## What this task involves
Where a picture appears, leave it out, and print the rest of the records as they are.

════

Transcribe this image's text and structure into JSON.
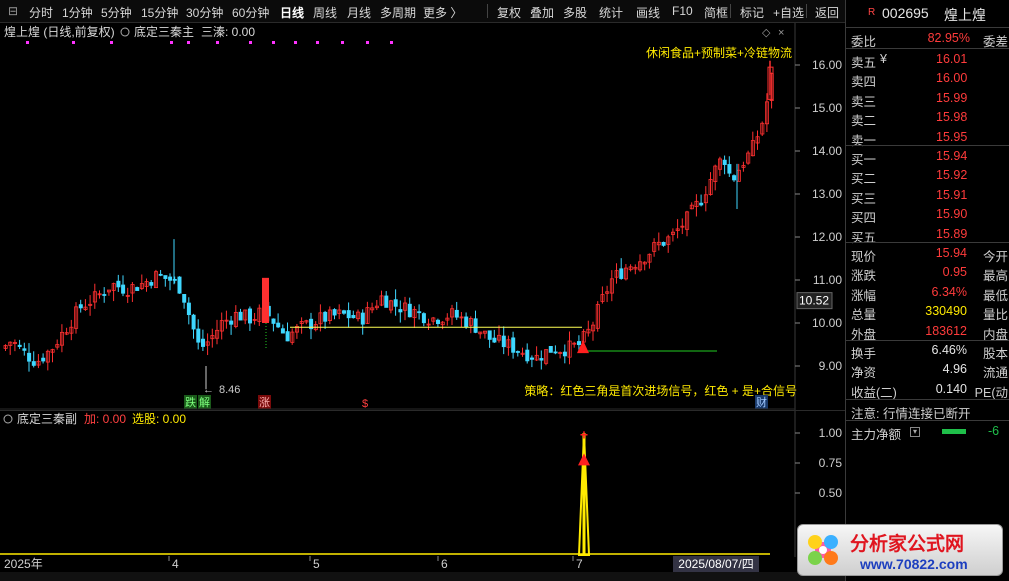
{
  "toolbar": {
    "items": [
      "分时",
      "1分钟",
      "5分钟",
      "15分钟",
      "30分钟",
      "60分钟",
      "日线",
      "周线",
      "月线",
      "多周期",
      "更多 〉",
      "复权",
      "叠加",
      "多股",
      "统计",
      "画线",
      "F10",
      "简框",
      "标记",
      "+自选",
      "返回"
    ],
    "active": "日线"
  },
  "main": {
    "stock_label": "煌上煌 (日线,前复权)",
    "indicator_name": "底定三秦主",
    "indicator_value": "三溱: 0.00",
    "sector_text": "休闲食品+预制菜+冷链物流",
    "strategy_text": "策略：红色三角是首次进场信号，红色 + 是+合信号",
    "low_label": "8.46",
    "current_price_tag": "10.52",
    "signal_labels": {
      "die": "跌",
      "jie": "解",
      "zhang": "涨",
      "s": "$",
      "cai": "财"
    },
    "price_axis": [
      "16.00",
      "15.00",
      "14.00",
      "13.00",
      "12.00",
      "11.00",
      "10.00",
      "9.00"
    ],
    "colors": {
      "up": "#ff3030",
      "down": "#3fd7ff",
      "support": "#ffff55",
      "signal_line": "#22cc22",
      "magenta": "#ff33ff"
    }
  },
  "sub": {
    "indicator_name": "底定三秦副",
    "add_label": "加: 0.00",
    "pick_label": "选股: 0.00",
    "axis": [
      "1.00",
      "0.75",
      "0.50"
    ]
  },
  "date_axis": {
    "labels": [
      "2025年",
      "4",
      "5",
      "6",
      "7"
    ],
    "cursor_date": "2025/08/07/四"
  },
  "quote": {
    "badge": "R",
    "code": "002695",
    "name": "煌上煌",
    "weibi_label": "委比",
    "weibi_value": "82.95%",
    "weicha_label": "委差",
    "asks": [
      {
        "label": "卖五",
        "price": "16.01",
        "extra": "¥"
      },
      {
        "label": "卖四",
        "price": "16.00"
      },
      {
        "label": "卖三",
        "price": "15.99"
      },
      {
        "label": "卖二",
        "price": "15.98"
      },
      {
        "label": "卖一",
        "price": "15.95"
      }
    ],
    "bids": [
      {
        "label": "买一",
        "price": "15.94"
      },
      {
        "label": "买二",
        "price": "15.92"
      },
      {
        "label": "买三",
        "price": "15.91"
      },
      {
        "label": "买四",
        "price": "15.90"
      },
      {
        "label": "买五",
        "price": "15.89"
      }
    ],
    "stats": [
      {
        "label": "现价",
        "value": "15.94",
        "label2": "今开",
        "color": "red"
      },
      {
        "label": "涨跌",
        "value": "0.95",
        "label2": "最高",
        "color": "red"
      },
      {
        "label": "涨幅",
        "value": "6.34%",
        "label2": "最低",
        "color": "red"
      },
      {
        "label": "总量",
        "value": "330490",
        "label2": "量比",
        "color": "yellow"
      },
      {
        "label": "外盘",
        "value": "183612",
        "label2": "内盘",
        "color": "red"
      }
    ],
    "stats2": [
      {
        "label": "换手",
        "value": "6.46%",
        "label2": "股本",
        "color": "white"
      },
      {
        "label": "净资",
        "value": "4.96",
        "label2": "流通",
        "color": "white"
      },
      {
        "label": "收益(二)",
        "value": "0.140",
        "label2": "PE(动",
        "color": "white"
      }
    ],
    "notice": "注意: 行情连接已断开",
    "main_flow_label": "主力净额",
    "main_flow_value": "-6"
  },
  "logo": {
    "title": "分析家公式网",
    "url": "www.70822.com"
  }
}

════

## Output of the task
Transcribe this image's text and structure into JSON.
{
  "toolbar": {
    "items": [
      "分时",
      "1分钟",
      "5分钟",
      "15分钟",
      "30分钟",
      "60分钟",
      "日线",
      "周线",
      "月线",
      "多周期",
      "更多 〉",
      "复权",
      "叠加",
      "多股",
      "统计",
      "画线",
      "F10",
      "简框",
      "标记",
      "+自选",
      "返回"
    ],
    "active": "日线"
  },
  "main": {
    "stock_label": "煌上煌 (日线,前复权)",
    "indicator_name": "底定三秦主",
    "indicator_value": "三溱: 0.00",
    "sector_text": "休闲食品+预制菜+冷链物流",
    "strategy_text": "策略：红色三角是首次进场信号，红色 + 是+合信号",
    "low_label": "8.46",
    "current_price_tag": "10.52",
    "signal_labels": {
      "die": "跌",
      "jie": "解",
      "zhang": "涨",
      "s": "$",
      "cai": "财"
    },
    "price_axis": [
      "16.00",
      "15.00",
      "14.00",
      "13.00",
      "12.00",
      "11.00",
      "10.00",
      "9.00"
    ],
    "colors": {
      "up": "#ff3030",
      "down": "#3fd7ff",
      "support": "#ffff55",
      "signal_line": "#22cc22",
      "magenta": "#ff33ff"
    }
  },
  "sub": {
    "indicator_name": "底定三秦副",
    "add_label": "加: 0.00",
    "pick_label": "选股: 0.00",
    "axis": [
      "1.00",
      "0.75",
      "0.50"
    ]
  },
  "date_axis": {
    "labels": [
      "2025年",
      "4",
      "5",
      "6",
      "7"
    ],
    "cursor_date": "2025/08/07/四"
  },
  "quote": {
    "badge": "R",
    "code": "002695",
    "name": "煌上煌",
    "weibi_label": "委比",
    "weibi_value": "82.95%",
    "weicha_label": "委差",
    "asks": [
      {
        "label": "卖五",
        "price": "16.01",
        "extra": "¥"
      },
      {
        "label": "卖四",
        "price": "16.00"
      },
      {
        "label": "卖三",
        "price": "15.99"
      },
      {
        "label": "卖二",
        "price": "15.98"
      },
      {
        "label": "卖一",
        "price": "15.95"
      }
    ],
    "bids": [
      {
        "label": "买一",
        "price": "15.94"
      },
      {
        "label": "买二",
        "price": "15.92"
      },
      {
        "label": "买三",
        "price": "15.91"
      },
      {
        "label": "买四",
        "price": "15.90"
      },
      {
        "label": "买五",
        "price": "15.89"
      }
    ],
    "stats": [
      {
        "label": "现价",
        "value": "15.94",
        "label2": "今开",
        "color": "red"
      },
      {
        "label": "涨跌",
        "value": "0.95",
        "label2": "最高",
        "color": "red"
      },
      {
        "label": "涨幅",
        "value": "6.34%",
        "label2": "最低",
        "color": "red"
      },
      {
        "label": "总量",
        "value": "330490",
        "label2": "量比",
        "color": "yellow"
      },
      {
        "label": "外盘",
        "value": "183612",
        "label2": "内盘",
        "color": "red"
      }
    ],
    "stats2": [
      {
        "label": "换手",
        "value": "6.46%",
        "label2": "股本",
        "color": "white"
      },
      {
        "label": "净资",
        "value": "4.96",
        "label2": "流通",
        "color": "white"
      },
      {
        "label": "收益(二)",
        "value": "0.140",
        "label2": "PE(动",
        "color": "white"
      }
    ],
    "notice": "注意: 行情连接已断开",
    "main_flow_label": "主力净额",
    "main_flow_value": "-6"
  },
  "logo": {
    "title": "分析家公式网",
    "url": "www.70822.com"
  }
}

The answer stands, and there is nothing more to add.